> _Data to examine_:
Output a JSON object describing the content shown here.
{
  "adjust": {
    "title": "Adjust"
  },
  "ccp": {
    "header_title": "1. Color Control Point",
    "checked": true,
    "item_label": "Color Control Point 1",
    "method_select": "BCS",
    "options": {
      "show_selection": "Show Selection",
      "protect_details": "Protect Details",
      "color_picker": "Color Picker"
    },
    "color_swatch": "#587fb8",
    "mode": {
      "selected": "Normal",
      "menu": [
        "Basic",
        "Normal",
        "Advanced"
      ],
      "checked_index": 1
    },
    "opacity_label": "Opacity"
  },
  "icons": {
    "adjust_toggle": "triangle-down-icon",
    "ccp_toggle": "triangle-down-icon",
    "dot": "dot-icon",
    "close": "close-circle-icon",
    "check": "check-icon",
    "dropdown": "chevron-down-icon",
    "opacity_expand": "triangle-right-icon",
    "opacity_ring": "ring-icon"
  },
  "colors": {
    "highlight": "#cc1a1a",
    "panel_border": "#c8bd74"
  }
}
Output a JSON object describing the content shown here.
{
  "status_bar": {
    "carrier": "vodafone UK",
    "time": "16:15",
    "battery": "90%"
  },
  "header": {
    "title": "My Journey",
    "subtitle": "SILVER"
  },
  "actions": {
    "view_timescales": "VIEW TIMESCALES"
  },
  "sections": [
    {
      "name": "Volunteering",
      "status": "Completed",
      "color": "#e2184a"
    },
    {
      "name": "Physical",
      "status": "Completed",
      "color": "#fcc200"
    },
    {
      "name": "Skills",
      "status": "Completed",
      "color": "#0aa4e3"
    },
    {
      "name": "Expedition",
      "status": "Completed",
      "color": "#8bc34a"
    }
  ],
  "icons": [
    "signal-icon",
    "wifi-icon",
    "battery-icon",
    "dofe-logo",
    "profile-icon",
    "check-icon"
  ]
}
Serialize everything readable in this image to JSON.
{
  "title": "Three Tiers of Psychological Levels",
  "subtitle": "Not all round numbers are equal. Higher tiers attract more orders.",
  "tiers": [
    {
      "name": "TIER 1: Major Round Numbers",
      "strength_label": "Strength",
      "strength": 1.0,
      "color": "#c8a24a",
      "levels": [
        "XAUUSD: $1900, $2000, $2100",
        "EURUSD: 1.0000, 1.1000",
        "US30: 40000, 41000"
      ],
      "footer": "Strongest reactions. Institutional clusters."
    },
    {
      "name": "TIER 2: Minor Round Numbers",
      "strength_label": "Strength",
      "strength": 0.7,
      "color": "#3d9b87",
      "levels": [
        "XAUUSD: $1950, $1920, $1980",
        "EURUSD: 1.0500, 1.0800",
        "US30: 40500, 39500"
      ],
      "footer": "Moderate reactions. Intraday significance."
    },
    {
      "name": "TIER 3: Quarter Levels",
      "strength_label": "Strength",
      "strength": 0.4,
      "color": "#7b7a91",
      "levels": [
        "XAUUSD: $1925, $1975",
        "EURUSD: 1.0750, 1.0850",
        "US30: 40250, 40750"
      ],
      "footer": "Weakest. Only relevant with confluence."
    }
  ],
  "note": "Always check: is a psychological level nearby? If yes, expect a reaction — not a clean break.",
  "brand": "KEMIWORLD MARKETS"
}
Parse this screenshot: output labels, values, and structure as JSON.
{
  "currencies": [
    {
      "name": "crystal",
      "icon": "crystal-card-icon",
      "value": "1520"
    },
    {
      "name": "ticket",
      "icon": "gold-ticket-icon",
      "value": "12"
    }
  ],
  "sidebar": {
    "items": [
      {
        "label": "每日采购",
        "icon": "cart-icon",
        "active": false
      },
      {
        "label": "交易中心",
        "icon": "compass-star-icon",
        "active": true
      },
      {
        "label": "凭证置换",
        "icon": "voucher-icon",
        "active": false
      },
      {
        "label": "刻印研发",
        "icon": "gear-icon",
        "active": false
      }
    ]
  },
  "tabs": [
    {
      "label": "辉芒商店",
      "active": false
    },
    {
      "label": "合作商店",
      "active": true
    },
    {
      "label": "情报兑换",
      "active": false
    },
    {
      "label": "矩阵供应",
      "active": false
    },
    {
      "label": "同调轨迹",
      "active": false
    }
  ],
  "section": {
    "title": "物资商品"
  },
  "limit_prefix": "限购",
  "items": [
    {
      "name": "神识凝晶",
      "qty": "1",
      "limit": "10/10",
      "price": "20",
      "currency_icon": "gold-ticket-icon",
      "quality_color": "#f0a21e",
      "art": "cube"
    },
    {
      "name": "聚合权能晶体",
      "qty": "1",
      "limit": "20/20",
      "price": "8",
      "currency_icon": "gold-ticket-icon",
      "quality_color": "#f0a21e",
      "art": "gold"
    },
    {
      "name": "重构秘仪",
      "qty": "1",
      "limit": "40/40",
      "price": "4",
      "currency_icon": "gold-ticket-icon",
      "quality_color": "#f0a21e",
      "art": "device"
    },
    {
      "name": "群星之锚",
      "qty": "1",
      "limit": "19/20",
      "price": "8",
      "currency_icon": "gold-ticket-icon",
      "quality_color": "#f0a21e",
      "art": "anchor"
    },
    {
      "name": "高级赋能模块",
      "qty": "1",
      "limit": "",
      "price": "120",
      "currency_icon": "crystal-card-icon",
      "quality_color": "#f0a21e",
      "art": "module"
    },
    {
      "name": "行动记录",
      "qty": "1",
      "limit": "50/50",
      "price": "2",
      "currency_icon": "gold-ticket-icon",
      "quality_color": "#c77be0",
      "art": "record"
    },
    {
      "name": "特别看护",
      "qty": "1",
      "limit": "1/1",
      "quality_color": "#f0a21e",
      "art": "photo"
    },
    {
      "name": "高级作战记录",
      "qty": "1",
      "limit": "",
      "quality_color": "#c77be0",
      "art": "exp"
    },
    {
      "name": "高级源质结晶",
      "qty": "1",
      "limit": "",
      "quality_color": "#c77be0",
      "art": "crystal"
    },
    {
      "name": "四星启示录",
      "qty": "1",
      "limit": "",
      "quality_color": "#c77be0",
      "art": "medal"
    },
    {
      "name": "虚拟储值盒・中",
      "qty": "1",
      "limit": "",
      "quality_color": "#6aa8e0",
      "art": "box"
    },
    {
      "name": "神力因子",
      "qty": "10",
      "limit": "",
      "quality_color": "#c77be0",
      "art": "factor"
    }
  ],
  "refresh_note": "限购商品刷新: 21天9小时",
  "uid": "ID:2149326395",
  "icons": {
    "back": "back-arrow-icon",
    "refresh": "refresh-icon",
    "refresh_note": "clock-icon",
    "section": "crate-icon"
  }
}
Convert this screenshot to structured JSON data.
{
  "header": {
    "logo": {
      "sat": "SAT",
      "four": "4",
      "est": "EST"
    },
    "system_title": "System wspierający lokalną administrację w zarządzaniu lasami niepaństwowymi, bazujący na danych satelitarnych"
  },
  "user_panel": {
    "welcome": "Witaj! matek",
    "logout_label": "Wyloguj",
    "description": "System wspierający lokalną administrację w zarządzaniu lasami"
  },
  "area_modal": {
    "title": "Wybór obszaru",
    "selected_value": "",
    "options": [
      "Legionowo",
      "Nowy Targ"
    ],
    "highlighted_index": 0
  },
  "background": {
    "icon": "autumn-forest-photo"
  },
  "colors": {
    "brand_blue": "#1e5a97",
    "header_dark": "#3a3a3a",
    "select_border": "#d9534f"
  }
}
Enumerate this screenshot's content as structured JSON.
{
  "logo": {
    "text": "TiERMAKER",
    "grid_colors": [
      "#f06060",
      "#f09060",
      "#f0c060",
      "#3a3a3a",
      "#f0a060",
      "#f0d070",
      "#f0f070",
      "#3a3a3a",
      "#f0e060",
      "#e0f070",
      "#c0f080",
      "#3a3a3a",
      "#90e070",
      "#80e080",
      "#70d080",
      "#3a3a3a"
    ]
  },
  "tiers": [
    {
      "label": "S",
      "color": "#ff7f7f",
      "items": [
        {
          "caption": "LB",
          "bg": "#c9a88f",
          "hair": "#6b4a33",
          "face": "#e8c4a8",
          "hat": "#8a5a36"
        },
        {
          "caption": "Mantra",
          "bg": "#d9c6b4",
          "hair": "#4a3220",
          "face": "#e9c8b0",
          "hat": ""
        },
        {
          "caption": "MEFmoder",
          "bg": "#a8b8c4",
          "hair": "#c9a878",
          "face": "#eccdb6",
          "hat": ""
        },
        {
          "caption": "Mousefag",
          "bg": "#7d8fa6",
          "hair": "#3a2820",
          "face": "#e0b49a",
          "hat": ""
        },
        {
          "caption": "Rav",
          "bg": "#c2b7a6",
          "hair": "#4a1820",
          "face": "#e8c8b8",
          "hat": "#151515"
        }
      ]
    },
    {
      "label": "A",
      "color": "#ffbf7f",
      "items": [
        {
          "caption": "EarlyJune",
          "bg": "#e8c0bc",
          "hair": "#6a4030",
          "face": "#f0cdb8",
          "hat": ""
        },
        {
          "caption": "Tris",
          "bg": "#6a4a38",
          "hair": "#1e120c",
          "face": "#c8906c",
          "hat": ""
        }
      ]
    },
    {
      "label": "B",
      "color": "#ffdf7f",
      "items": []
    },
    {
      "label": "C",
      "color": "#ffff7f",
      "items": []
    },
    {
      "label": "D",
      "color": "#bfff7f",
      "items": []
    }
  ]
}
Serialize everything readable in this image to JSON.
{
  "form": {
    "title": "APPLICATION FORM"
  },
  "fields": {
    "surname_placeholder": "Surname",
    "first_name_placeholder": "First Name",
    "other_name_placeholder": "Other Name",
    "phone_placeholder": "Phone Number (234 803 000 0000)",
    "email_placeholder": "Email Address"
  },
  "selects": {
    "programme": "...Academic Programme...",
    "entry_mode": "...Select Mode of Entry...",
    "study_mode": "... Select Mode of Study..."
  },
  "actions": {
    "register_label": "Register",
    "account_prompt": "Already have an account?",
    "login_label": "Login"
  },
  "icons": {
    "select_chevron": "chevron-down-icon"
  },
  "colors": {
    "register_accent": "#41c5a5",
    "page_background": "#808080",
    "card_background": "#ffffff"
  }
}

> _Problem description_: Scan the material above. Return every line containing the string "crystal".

> _Task solution_:
      "name": "crystal",
      "icon": "crystal-card-icon",
      "currency_icon": "crystal-card-icon",
      "art": "crystal"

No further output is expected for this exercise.